**Your instructions**
Below are records; how many of their lines hold the string "JSON"? Reply with nothing but the number.

**Source data**
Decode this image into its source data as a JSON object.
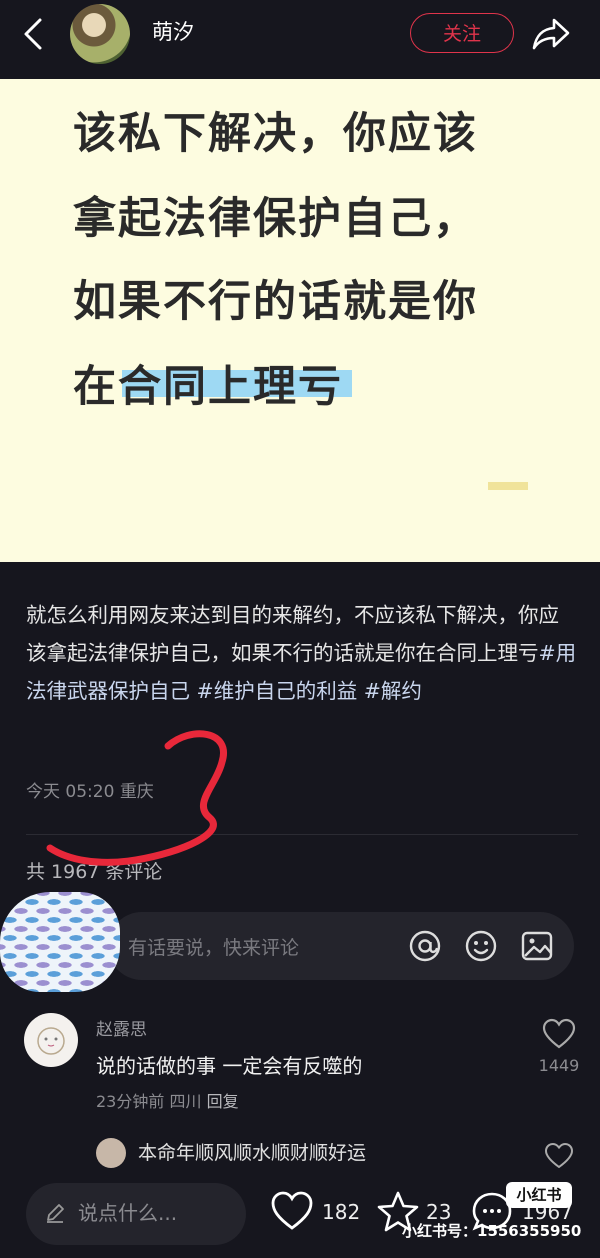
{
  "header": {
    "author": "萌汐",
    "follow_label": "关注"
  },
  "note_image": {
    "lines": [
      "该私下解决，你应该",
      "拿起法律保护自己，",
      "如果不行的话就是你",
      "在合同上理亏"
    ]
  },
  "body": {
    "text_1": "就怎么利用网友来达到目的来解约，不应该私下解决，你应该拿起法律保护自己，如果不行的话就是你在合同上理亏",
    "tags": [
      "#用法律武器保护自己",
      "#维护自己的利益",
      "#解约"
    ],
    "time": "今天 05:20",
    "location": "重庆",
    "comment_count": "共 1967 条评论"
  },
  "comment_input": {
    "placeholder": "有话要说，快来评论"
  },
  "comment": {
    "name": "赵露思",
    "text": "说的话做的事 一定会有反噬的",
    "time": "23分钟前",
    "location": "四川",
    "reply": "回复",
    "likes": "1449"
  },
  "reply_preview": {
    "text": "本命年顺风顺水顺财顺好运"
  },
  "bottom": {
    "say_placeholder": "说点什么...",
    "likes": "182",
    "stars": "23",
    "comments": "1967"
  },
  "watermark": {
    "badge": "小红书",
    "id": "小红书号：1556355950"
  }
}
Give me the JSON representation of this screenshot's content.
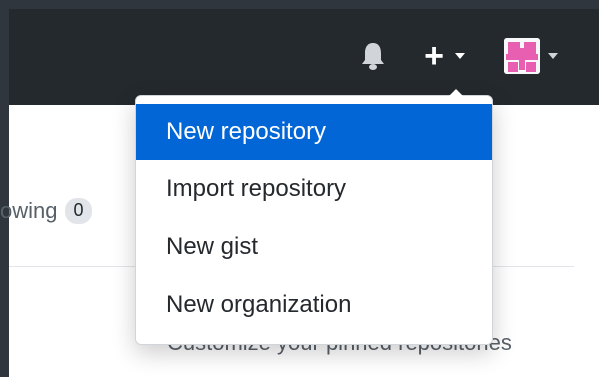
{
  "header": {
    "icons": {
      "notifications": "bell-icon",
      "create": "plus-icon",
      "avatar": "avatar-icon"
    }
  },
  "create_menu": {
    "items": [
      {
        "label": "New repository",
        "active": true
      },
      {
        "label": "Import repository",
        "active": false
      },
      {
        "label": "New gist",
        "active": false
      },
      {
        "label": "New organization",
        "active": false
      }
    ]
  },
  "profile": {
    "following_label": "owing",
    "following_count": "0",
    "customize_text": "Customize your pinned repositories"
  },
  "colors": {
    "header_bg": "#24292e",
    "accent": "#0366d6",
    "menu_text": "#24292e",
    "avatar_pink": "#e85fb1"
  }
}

**Solution for this task**
2